▶ [Work item]: Reproduce the entries that follow precisely, setting aside any images.

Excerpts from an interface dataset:

==*==

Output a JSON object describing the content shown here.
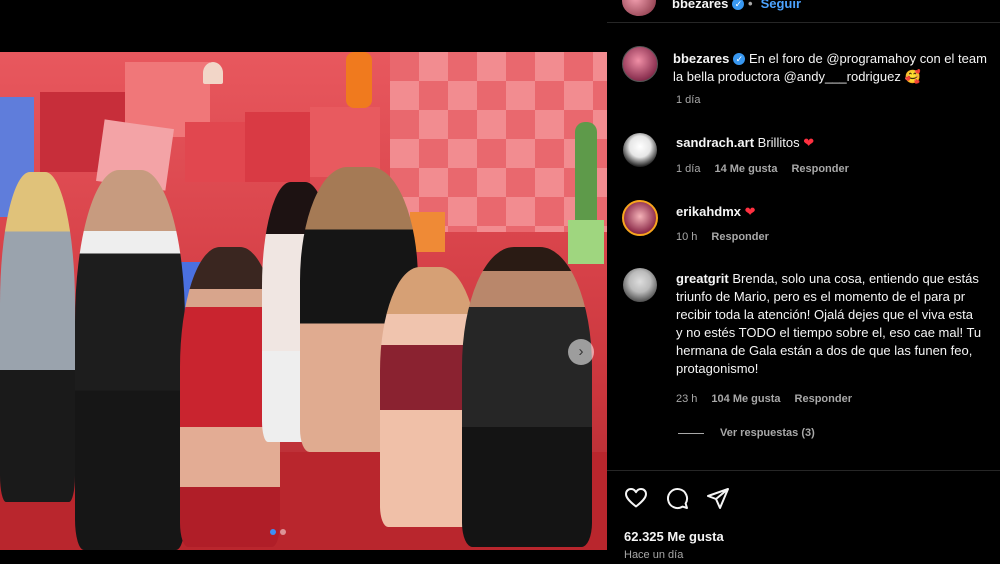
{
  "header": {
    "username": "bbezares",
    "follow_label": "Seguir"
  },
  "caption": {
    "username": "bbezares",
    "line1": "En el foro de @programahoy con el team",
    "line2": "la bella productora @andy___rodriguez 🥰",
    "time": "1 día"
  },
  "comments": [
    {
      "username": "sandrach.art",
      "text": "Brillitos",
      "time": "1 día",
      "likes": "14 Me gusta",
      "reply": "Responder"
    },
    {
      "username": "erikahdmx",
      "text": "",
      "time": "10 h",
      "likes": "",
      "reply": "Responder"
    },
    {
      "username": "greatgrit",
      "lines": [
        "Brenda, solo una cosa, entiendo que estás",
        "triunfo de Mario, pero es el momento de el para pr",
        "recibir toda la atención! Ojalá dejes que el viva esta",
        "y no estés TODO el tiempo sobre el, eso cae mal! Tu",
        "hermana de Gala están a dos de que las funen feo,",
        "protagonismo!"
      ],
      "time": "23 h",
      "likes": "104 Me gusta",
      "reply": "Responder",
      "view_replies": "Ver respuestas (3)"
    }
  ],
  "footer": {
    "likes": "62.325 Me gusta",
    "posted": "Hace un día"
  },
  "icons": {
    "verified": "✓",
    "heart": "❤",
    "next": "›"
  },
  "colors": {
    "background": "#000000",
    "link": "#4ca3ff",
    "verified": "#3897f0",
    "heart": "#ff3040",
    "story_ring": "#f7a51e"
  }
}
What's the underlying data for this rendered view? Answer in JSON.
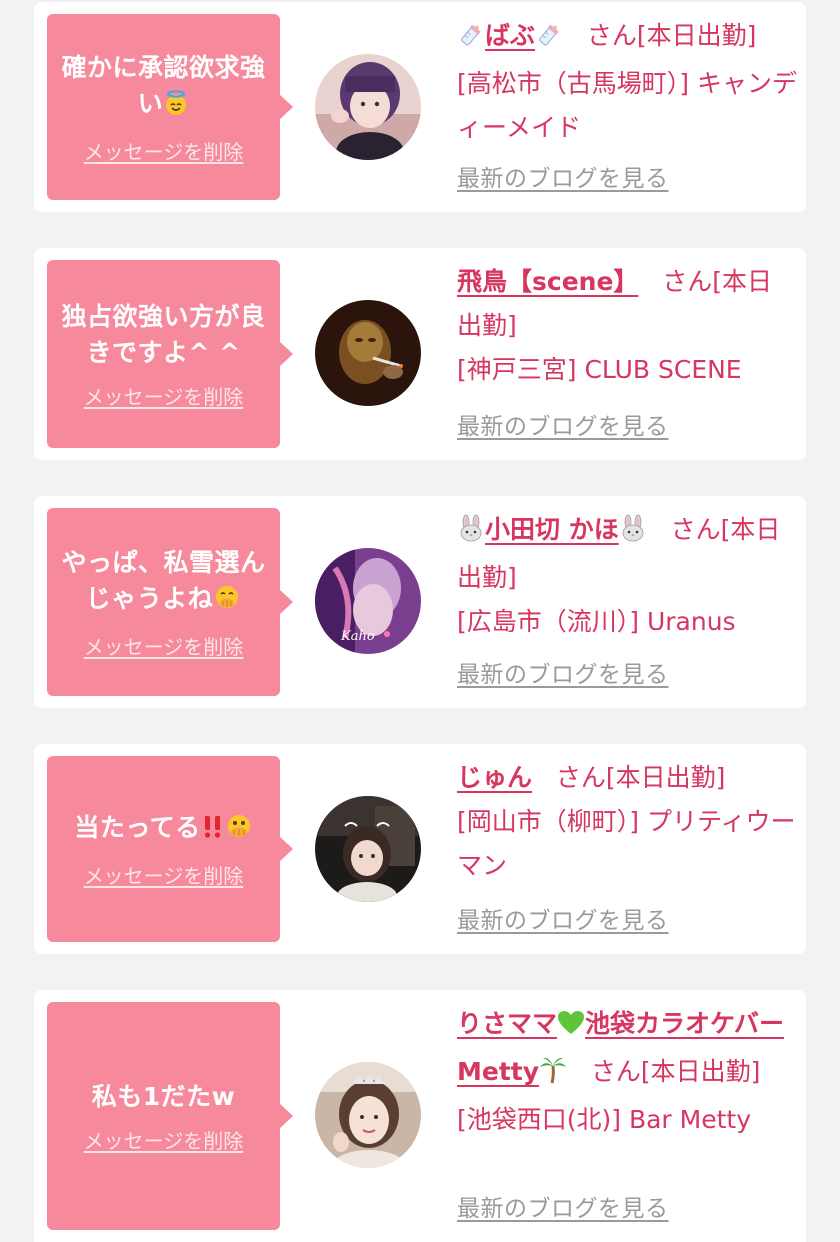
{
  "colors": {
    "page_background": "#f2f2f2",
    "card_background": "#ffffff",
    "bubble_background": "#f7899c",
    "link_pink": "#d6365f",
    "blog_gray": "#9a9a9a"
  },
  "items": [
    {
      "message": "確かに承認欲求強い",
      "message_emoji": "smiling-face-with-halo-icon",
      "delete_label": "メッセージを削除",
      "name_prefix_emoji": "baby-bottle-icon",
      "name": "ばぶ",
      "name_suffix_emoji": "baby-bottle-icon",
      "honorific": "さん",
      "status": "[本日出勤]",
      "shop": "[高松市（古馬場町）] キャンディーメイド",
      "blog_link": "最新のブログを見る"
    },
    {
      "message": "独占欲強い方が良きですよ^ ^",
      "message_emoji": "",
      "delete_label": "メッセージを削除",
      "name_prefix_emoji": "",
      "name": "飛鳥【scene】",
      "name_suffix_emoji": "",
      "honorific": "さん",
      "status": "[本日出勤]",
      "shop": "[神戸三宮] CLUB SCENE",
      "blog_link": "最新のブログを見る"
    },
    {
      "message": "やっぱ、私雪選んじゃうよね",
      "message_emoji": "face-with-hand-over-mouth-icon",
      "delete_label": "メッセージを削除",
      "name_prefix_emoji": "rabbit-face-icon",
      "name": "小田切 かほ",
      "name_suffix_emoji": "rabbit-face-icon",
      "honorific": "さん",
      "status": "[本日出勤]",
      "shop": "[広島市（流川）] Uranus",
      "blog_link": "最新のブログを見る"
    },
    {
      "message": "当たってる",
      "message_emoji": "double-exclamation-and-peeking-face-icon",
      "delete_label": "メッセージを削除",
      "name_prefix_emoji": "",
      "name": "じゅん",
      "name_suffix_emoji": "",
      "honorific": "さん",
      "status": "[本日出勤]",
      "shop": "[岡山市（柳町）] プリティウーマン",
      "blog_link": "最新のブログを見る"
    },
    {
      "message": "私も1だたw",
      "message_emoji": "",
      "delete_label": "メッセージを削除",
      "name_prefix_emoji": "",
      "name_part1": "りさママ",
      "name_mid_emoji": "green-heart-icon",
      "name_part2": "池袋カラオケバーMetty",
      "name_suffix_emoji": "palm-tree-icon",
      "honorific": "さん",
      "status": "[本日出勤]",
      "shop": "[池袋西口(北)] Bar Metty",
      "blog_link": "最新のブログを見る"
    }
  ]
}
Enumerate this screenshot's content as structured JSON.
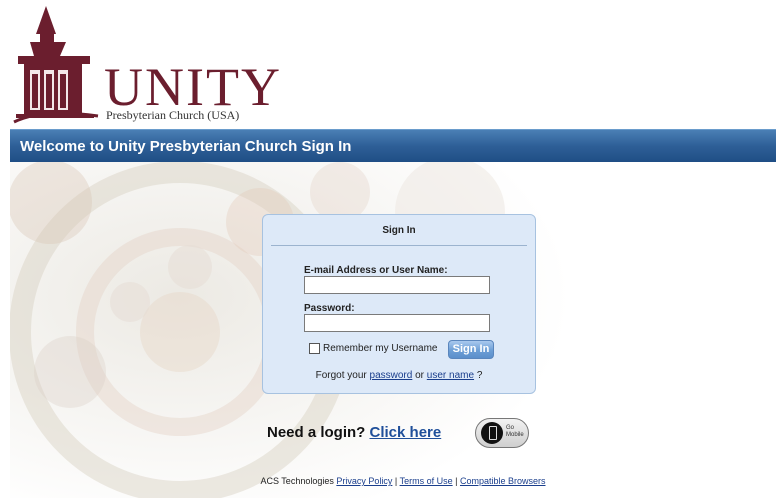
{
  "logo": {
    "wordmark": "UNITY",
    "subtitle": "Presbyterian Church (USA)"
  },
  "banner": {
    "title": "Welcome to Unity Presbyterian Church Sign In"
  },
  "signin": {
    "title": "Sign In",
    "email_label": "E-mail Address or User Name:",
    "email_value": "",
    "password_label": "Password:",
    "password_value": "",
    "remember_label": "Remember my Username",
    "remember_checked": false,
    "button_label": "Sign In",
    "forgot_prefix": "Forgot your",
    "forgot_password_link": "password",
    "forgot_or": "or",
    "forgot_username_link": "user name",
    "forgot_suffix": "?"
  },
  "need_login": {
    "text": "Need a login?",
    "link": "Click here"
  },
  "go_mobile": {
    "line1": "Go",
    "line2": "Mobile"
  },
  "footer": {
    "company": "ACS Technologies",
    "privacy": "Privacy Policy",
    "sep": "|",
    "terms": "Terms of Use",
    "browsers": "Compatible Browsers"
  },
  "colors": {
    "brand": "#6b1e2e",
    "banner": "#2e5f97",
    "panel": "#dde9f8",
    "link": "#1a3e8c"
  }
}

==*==

▶ [Answer to the exercise]:
Output a JSON object describing the content shown here.
{
  "header": {
    "username": "bbezares",
    "follow_label": "Seguir"
  },
  "caption": {
    "username": "bbezares",
    "line1": "En el foro de @programahoy con el team",
    "line2": "la bella productora @andy___rodriguez 🥰",
    "time": "1 día"
  },
  "comments": [
    {
      "username": "sandrach.art",
      "text": "Brillitos",
      "time": "1 día",
      "likes": "14 Me gusta",
      "reply": "Responder"
    },
    {
      "username": "erikahdmx",
      "text": "",
      "time": "10 h",
      "likes": "",
      "reply": "Responder"
    },
    {
      "username": "greatgrit",
      "lines": [
        "Brenda, solo una cosa, entiendo que estás",
        "triunfo de Mario, pero es el momento de el para pr",
        "recibir toda la atención! Ojalá dejes que el viva esta",
        "y no estés TODO el tiempo sobre el, eso cae mal! Tu",
        "hermana de Gala están a dos de que las funen feo,",
        "protagonismo!"
      ],
      "time": "23 h",
      "likes": "104 Me gusta",
      "reply": "Responder",
      "view_replies": "Ver respuestas (3)"
    }
  ],
  "footer": {
    "likes": "62.325 Me gusta",
    "posted": "Hace un día"
  },
  "icons": {
    "verified": "✓",
    "heart": "❤",
    "next": "›"
  },
  "colors": {
    "background": "#000000",
    "link": "#4ca3ff",
    "verified": "#3897f0",
    "heart": "#ff3040",
    "story_ring": "#f7a51e"
  }
}
What's the underlying data for this rendered view? Answer in JSON.
{
  "colors": {
    "page_background": "#f2f2f2",
    "card_background": "#ffffff",
    "bubble_background": "#f7899c",
    "link_pink": "#d6365f",
    "blog_gray": "#9a9a9a"
  },
  "items": [
    {
      "message": "確かに承認欲求強い",
      "message_emoji": "smiling-face-with-halo-icon",
      "delete_label": "メッセージを削除",
      "name_prefix_emoji": "baby-bottle-icon",
      "name": "ばぶ",
      "name_suffix_emoji": "baby-bottle-icon",
      "honorific": "さん",
      "status": "[本日出勤]",
      "shop": "[高松市（古馬場町）] キャンディーメイド",
      "blog_link": "最新のブログを見る"
    },
    {
      "message": "独占欲強い方が良きですよ^ ^",
      "message_emoji": "",
      "delete_label": "メッセージを削除",
      "name_prefix_emoji": "",
      "name": "飛鳥【scene】",
      "name_suffix_emoji": "",
      "honorific": "さん",
      "status": "[本日出勤]",
      "shop": "[神戸三宮] CLUB SCENE",
      "blog_link": "最新のブログを見る"
    },
    {
      "message": "やっぱ、私雪選んじゃうよね",
      "message_emoji": "face-with-hand-over-mouth-icon",
      "delete_label": "メッセージを削除",
      "name_prefix_emoji": "rabbit-face-icon",
      "name": "小田切 かほ",
      "name_suffix_emoji": "rabbit-face-icon",
      "honorific": "さん",
      "status": "[本日出勤]",
      "shop": "[広島市（流川）] Uranus",
      "blog_link": "最新のブログを見る"
    },
    {
      "message": "当たってる",
      "message_emoji": "double-exclamation-and-peeking-face-icon",
      "delete_label": "メッセージを削除",
      "name_prefix_emoji": "",
      "name": "じゅん",
      "name_suffix_emoji": "",
      "honorific": "さん",
      "status": "[本日出勤]",
      "shop": "[岡山市（柳町）] プリティウーマン",
      "blog_link": "最新のブログを見る"
    },
    {
      "message": "私も1だたw",
      "message_emoji": "",
      "delete_label": "メッセージを削除",
      "name_prefix_emoji": "",
      "name_part1": "りさママ",
      "name_mid_emoji": "green-heart-icon",
      "name_part2": "池袋カラオケバーMetty",
      "name_suffix_emoji": "palm-tree-icon",
      "honorific": "さん",
      "status": "[本日出勤]",
      "shop": "[池袋西口(北)] Bar Metty",
      "blog_link": "最新のブログを見る"
    }
  ]
}
Enumerate this screenshot's content as structured JSON.
{
  "logo": {
    "wordmark": "UNITY",
    "subtitle": "Presbyterian Church (USA)"
  },
  "banner": {
    "title": "Welcome to Unity Presbyterian Church Sign In"
  },
  "signin": {
    "title": "Sign In",
    "email_label": "E-mail Address or User Name:",
    "email_value": "",
    "password_label": "Password:",
    "password_value": "",
    "remember_label": "Remember my Username",
    "remember_checked": false,
    "button_label": "Sign In",
    "forgot_prefix": "Forgot your",
    "forgot_password_link": "password",
    "forgot_or": "or",
    "forgot_username_link": "user name",
    "forgot_suffix": "?"
  },
  "need_login": {
    "text": "Need a login?",
    "link": "Click here"
  },
  "go_mobile": {
    "line1": "Go",
    "line2": "Mobile"
  },
  "footer": {
    "company": "ACS Technologies",
    "privacy": "Privacy Policy",
    "sep": "|",
    "terms": "Terms of Use",
    "browsers": "Compatible Browsers"
  },
  "colors": {
    "brand": "#6b1e2e",
    "banner": "#2e5f97",
    "panel": "#dde9f8",
    "link": "#1a3e8c"
  }
}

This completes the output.